WATER-FRIENDLY DEVELOPMENT IN THE EAST BAY
What is Blue-Green Building?
Green building, low-impact development, sustainable infrastructure — these terms open up a tool chest of ways to make cities more environmentally friendly. They include saving energy, recycling, using sustainable materials, minimizing global warming.
This website, created by all-volunteer Friends of Five Creeks, showcases “blue-green” building – low-impact development aimed at sustaining water and watersheds, so that nature can flourish even in cities. The projects shown here are all east of San Francisco Bay, in Alameda and Contra Costa Counties, California, USA. They include office buildings, schools, homes, parklands, even a cemetery.
To see projects, click from the Google map or click one of the “Projects by Type” index pages at right.
How Cities Affect Water and Watersheds
Cities cover much of the land with streets, sidewalks, and roofs. Rain no longer drips from leaves and soaks into soil. Instead, it rushes with flash-flood-like intensity to gutters, storm drains, and creeks. This runoff carries a toxic soup of heavy metals, petroleum products, pet wastes, pesticides, and litter washed from yards and streets.

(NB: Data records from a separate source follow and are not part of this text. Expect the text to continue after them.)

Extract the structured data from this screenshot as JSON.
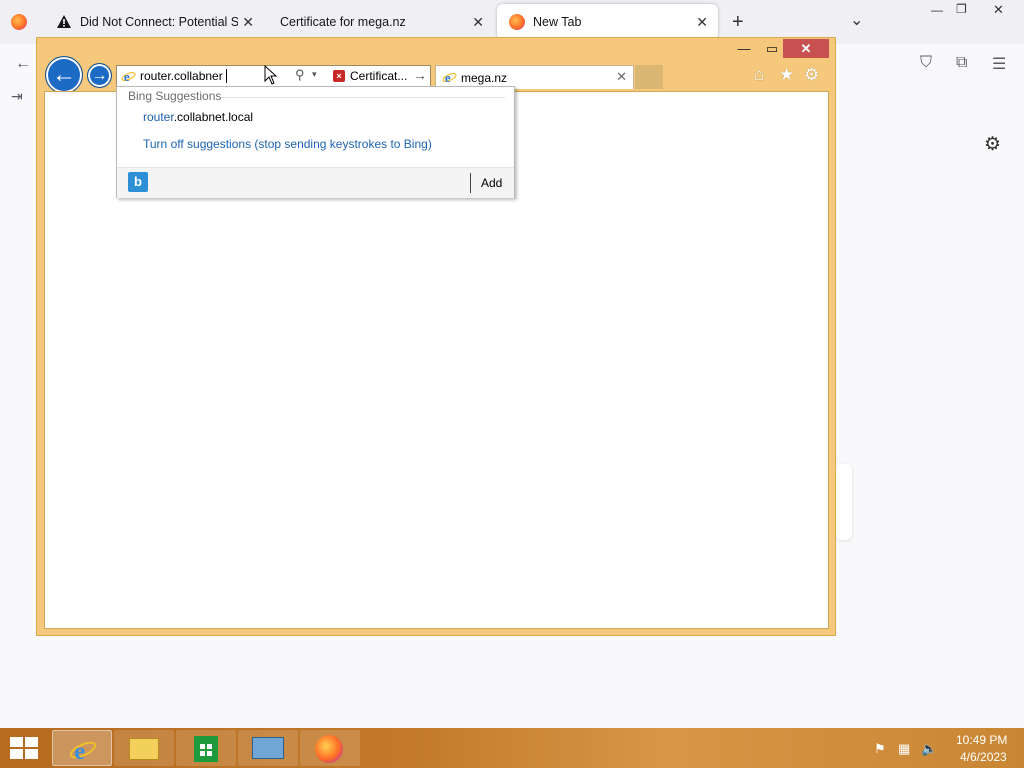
{
  "firefox": {
    "tabs": [
      {
        "title": "Did Not Connect: Potential Secu",
        "icon": "warning-icon"
      },
      {
        "title": "Certificate for mega.nz",
        "icon": "none"
      },
      {
        "title": "New Tab",
        "icon": "firefox-icon"
      }
    ],
    "new_tab_symbol": "+",
    "list_tabs_symbol": "⌄",
    "close_symbol": "✕",
    "window_controls": {
      "minimize": "—",
      "restore": "❐",
      "close": "✕"
    },
    "toolbar_icons": {
      "back": "←",
      "pocket": "⛉",
      "extensions": "⧉",
      "menu": "☰",
      "import": "⇥",
      "settings": "⚙"
    }
  },
  "ie": {
    "window_controls": {
      "minimize": "—",
      "maximize": "▭",
      "close": "✕"
    },
    "back_symbol": "←",
    "forward_symbol": "→",
    "address": {
      "value": "router.collabner",
      "search_symbol": "⚲",
      "dropdown_symbol": "▾",
      "cert_label": "Certificat...",
      "go_symbol": "→"
    },
    "tab": {
      "label": "mega.nz",
      "close_symbol": "✕"
    },
    "toolbar": {
      "home": "⌂",
      "favorites": "★",
      "tools": "⚙"
    },
    "suggestions": {
      "header": "Bing Suggestions",
      "item_highlight": "router",
      "item_rest": ".collabnet.local",
      "turn_off": "Turn off suggestions (stop sending keystrokes to Bing)",
      "add_label": "Add",
      "bing_logo": "b"
    }
  },
  "taskbar": {
    "apps": [
      "internet-explorer",
      "file-explorer",
      "store",
      "control-panel",
      "firefox"
    ],
    "tray": {
      "flag": "⚑",
      "network": "▦",
      "volume": "🔈"
    },
    "clock": {
      "time": "10:49 PM",
      "date": "4/6/2023"
    }
  },
  "colors": {
    "ie_frame": "#f5c87b",
    "ie_accent": "#1b6ac4",
    "taskbar": "#c27a2a",
    "link": "#1e64b4"
  }
}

The result is flooding, erosion, and pollution. Streams overtop their banks or cut deep, steep, unstable canyons. Plants, fish, and frogs are swept away. Storm flows and pollution endanger people, pets, and property.
Studies show that these effects begin when as little as 10% of an area is developed. Many millions of dollars are spent trying to lessen or repair the damage.
How we can make cities more water- friendly
Urban development can do a lot to filter out pollutants, slow down storm flows, and/or let water soak into soil. Possibilities include permeable surfaces, swales, detention basins, gardens, flow-through planters, green roofs, and cisterns. As the photos in these pages show, these elements also can make cities more beautiful and livable.
Some of the projects shown here were voluntary efforts. Most “blue-green” infrastructure, though, is appearing due to requirements of the federal Clean Water Act, cascading down through the San Francisco Bay Regional Water Quality Control Board (a state agency), which in turn imposes requirements on local governments under a permit system. These affect only large projects and there are many exceptions.
With time and stronger rules or incentives, however, the kinds of projects you see on this website could make cities friendlier to both water and people.
For background and related information, go to Contact Us, Other Links.
Click to the Friends of Five Creeks website to find out more about the all-volunteer group that developed this website.
Do you know a project that should be on this website? Email us at firstname.lastname@example.org or use the form!
This web site is not copyrighted. Use the images and information to let others know about water-friendly development. We would appreciate references and, especially, links to this website, to spread the word more.